During his decade of work in South Africa, Stanford’s Jason Andrews, MD, has seen many young children die from tuberculosis and been frustrated by the lack of progress in the field. Children can be readily treated with antibiotics if the disease is caught early, but until recently, there has been no way to identify those at risk, he said. So many children are diagnosed too late to be saved.
Now a new study by Andrews and his colleagues finds that a commonly used TB screening test could be extremely valuable in predicting which children infected with the bacteria are likely to develop severe disease and could benefit from early intervention. The test is a kind of interferon-gamma release assay, known as QuantiFERON-TB Gold In-Tube, which is used for TB screening in the United States and abroad. The research appeared in Lancet Respiratory Medicine.
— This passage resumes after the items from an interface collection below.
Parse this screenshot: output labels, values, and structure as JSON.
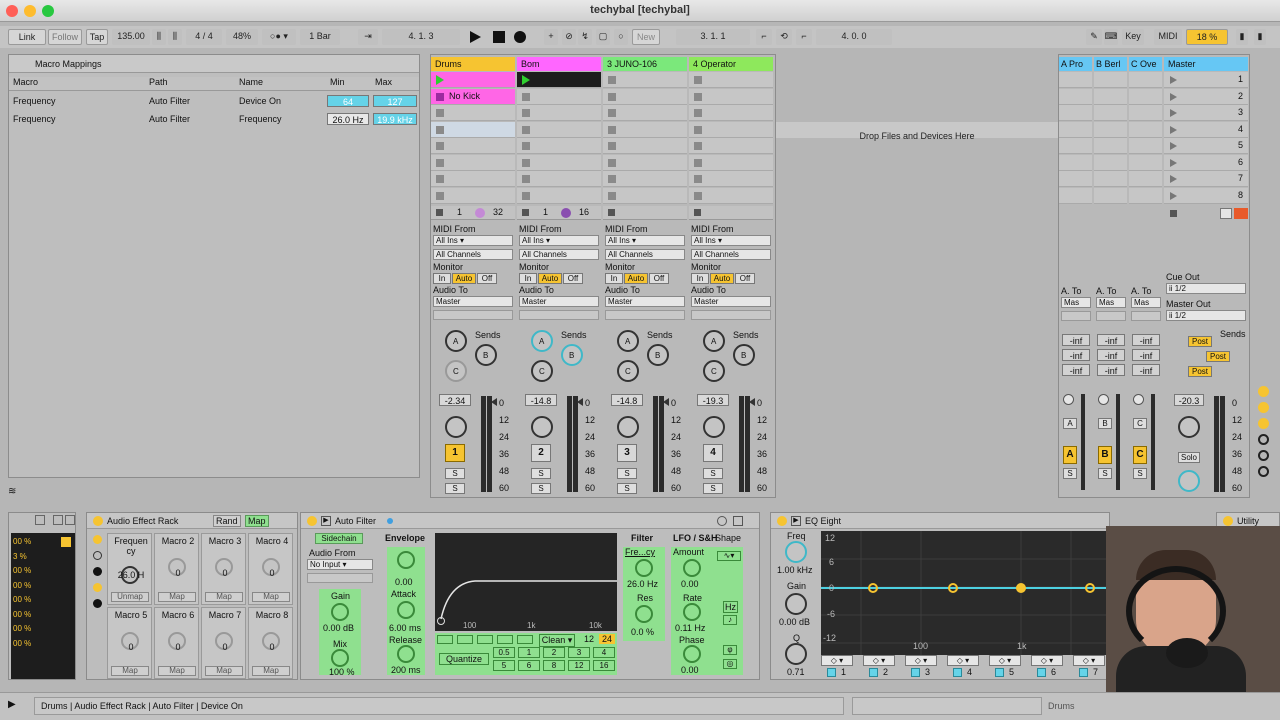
{
  "window": {
    "title": "techybal  [techybal]"
  },
  "transport": {
    "link": "Link",
    "follow": "Follow",
    "tap": "Tap",
    "tempo": "135.00",
    "signature": "4 / 4",
    "cpu": "48%",
    "quantize": "1 Bar",
    "position": "4.   1.   3",
    "loop_start": "3.   1.   1",
    "loop_length": "4.   0.   0",
    "new": "New",
    "key": "Key",
    "midi": "MIDI",
    "cpu_load": "18 %"
  },
  "macro_mappings": {
    "title": "Macro Mappings",
    "headers": [
      "Macro",
      "Path",
      "Name",
      "Min",
      "Max"
    ],
    "rows": [
      [
        "Frequency",
        "Auto Filter",
        "Device On",
        "64",
        "127"
      ],
      [
        "Frequency",
        "Auto Filter",
        "Frequency",
        "26.0 Hz",
        "19.9 kHz"
      ]
    ]
  },
  "tracks": [
    {
      "name": "Drums",
      "color": "#f6c431",
      "clip": "No Kick",
      "clip_color": "#ff66e6",
      "count_a": "1",
      "count_b": "32",
      "vol": "-2.34",
      "num": "1"
    },
    {
      "name": "Bom",
      "color": "#ff66ff",
      "count_a": "1",
      "count_b": "16",
      "vol": "-14.8",
      "num": "2"
    },
    {
      "name": "3 JUNO-106",
      "color": "#7be87b",
      "vol": "-14.8",
      "num": "3"
    },
    {
      "name": "4 Operator",
      "color": "#8ee85c",
      "vol": "-19.3",
      "num": "4"
    }
  ],
  "io": {
    "midi_from": "MIDI From",
    "all_ins": "All Ins",
    "all_channels": "All Channels",
    "monitor": "Monitor",
    "in": "In",
    "auto": "Auto",
    "off": "Off",
    "audio_to": "Audio To",
    "master": "Master",
    "sends": "Sends",
    "a": "A",
    "b": "B",
    "c": "C",
    "s": "S"
  },
  "returns": [
    {
      "name": "A Pro",
      "letter": "A"
    },
    {
      "name": "B Berl",
      "letter": "B"
    },
    {
      "name": "C Ove",
      "letter": "C"
    }
  ],
  "return_io": {
    "audio_to": "A. To",
    "dest": "Mas",
    "inf": "-inf"
  },
  "master": {
    "name": "Master",
    "cue_out": "Cue Out",
    "cue_val": "ii 1/2",
    "master_out": "Master Out",
    "master_val": "ii 1/2",
    "post": "Post",
    "sends": "Sends",
    "vol": "-20.3",
    "solo": "Solo",
    "scenes": [
      "1",
      "2",
      "3",
      "4",
      "5",
      "6",
      "7",
      "8"
    ]
  },
  "drop_hint": "Drop Files and Devices Here",
  "meter_ticks": [
    "0",
    "12",
    "24",
    "36",
    "48",
    "60"
  ],
  "left_strip": [
    "00 %",
    "3 %",
    "00 %",
    "00 %",
    "00 %",
    "00 %",
    "00 %",
    "00 %"
  ],
  "rack": {
    "title": "Audio Effect Rack",
    "rand": "Rand",
    "map": "Map",
    "macros": [
      {
        "name": "Frequen cy",
        "val": "26.0 H",
        "btn": "Unmap"
      },
      {
        "name": "Macro 2",
        "val": "0",
        "btn": "Map"
      },
      {
        "name": "Macro 3",
        "val": "0",
        "btn": "Map"
      },
      {
        "name": "Macro 4",
        "val": "0",
        "btn": "Map"
      },
      {
        "name": "Macro 5",
        "val": "0",
        "btn": "Map"
      },
      {
        "name": "Macro 6",
        "val": "0",
        "btn": "Map"
      },
      {
        "name": "Macro 7",
        "val": "0",
        "btn": "Map"
      },
      {
        "name": "Macro 8",
        "val": "0",
        "btn": "Map"
      }
    ]
  },
  "autofilter": {
    "title": "Auto Filter",
    "sidechain": "Sidechain",
    "audio_from": "Audio From",
    "no_input": "No Input",
    "gain": "Gain",
    "gain_val": "0.00 dB",
    "mix": "Mix",
    "mix_val": "100 %",
    "envelope": "Envelope",
    "env_val": "0.00",
    "attack": "Attack",
    "attack_val": "6.00 ms",
    "release": "Release",
    "release_val": "200 ms",
    "filter": "Filter",
    "freq": "Fre...cy",
    "freq_val": "26.0 Hz",
    "res": "Res",
    "res_val": "0.0 %",
    "lfo": "LFO / S&H",
    "amount": "Amount",
    "amount_val": "0.00",
    "shape": "Shape",
    "rate": "Rate",
    "rate_val": "0.11 Hz",
    "phase": "Phase",
    "phase_val": "0.00",
    "hz": "Hz",
    "graph_labels": [
      "100",
      "1k",
      "10k"
    ],
    "clean": "Clean",
    "n12": "12",
    "n24": "24",
    "quantize": "Quantize",
    "q_vals": [
      "0.5",
      "1",
      "2",
      "3",
      "4",
      "5",
      "6",
      "8",
      "12",
      "16"
    ]
  },
  "eq": {
    "title": "EQ Eight",
    "freq": "Freq",
    "freq_val": "1.00 kHz",
    "gain": "Gain",
    "gain_val": "0.00 dB",
    "q": "Q",
    "q_val": "0.71",
    "db_ticks": [
      "12",
      "6",
      "0",
      "-6",
      "-12"
    ],
    "freq_ticks": [
      "100",
      "1k"
    ],
    "bands": [
      "1",
      "2",
      "3",
      "4",
      "5",
      "6",
      "7"
    ]
  },
  "utility": {
    "title": "Utility"
  },
  "status": {
    "path": "Drums | Audio Effect Rack | Auto Filter | Device On",
    "track": "Drums"
  },
  "colors": {
    "cyan": "#65d3e8",
    "orange": "#f6c431",
    "pink": "#ff66ff",
    "green": "#8ee85c"
  }
}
“Given the high rates of TB (in South Africa) and the difficulty of diagnosing it in kids, this test could be used routinely in kids to identify the high-risk ones,” Andrews, an assistant professor of medicine, told me. “You could imagine in a high-burden country that at a child’s 12-month visit, they could also get a QuantiFERON test, and if it’s high, they’d get aggressively investigated for TB.”
TB is the leading cause of death by an infectious disease worldwide, accounting for more than 1.4 million deaths annually. Adults are typically screened for the disease using a sputum test, but this doesn’t work in children, who swallow their sputum after coughing. So there has been no effective TB screening program for children, Andrews told me, and they suffer higher rates of disability and mortality from the disease.
Andrews and his colleagues decided to do an analysis of the 2,512 babies enrolled in previous TB vaccine trial near Cape Town. All of them had been tested using the QuantiFERON-TB assay at various intervals during the course of the trial, which was done between 2009 and 2012. The assay measures the immune system’s release of interferon gamma, a type of cell-signaling protein, when it is exposed to the TB antigen.
The researchers found that children with high test values were much more likely to get sick than those with low values. The difference was quite dramatic – a 40-fold higher risk for those with high values, compared to those with lower numbers. That’s the sign of a “very powerful marker,” Andrews said.
“What we are hoping is that this will show the international community – the WHO, the CDC and those creating guidelines – that QuantiFERON testing can be reliable in kids, and that the quantitative values may be important so we may need to look at different thresholds than we use in adolescents or adults,” he said.
Andrew and his colleagues now are looking at whether it would be cost-effective to scale up testing for the disease among South Africa’s children, he told me.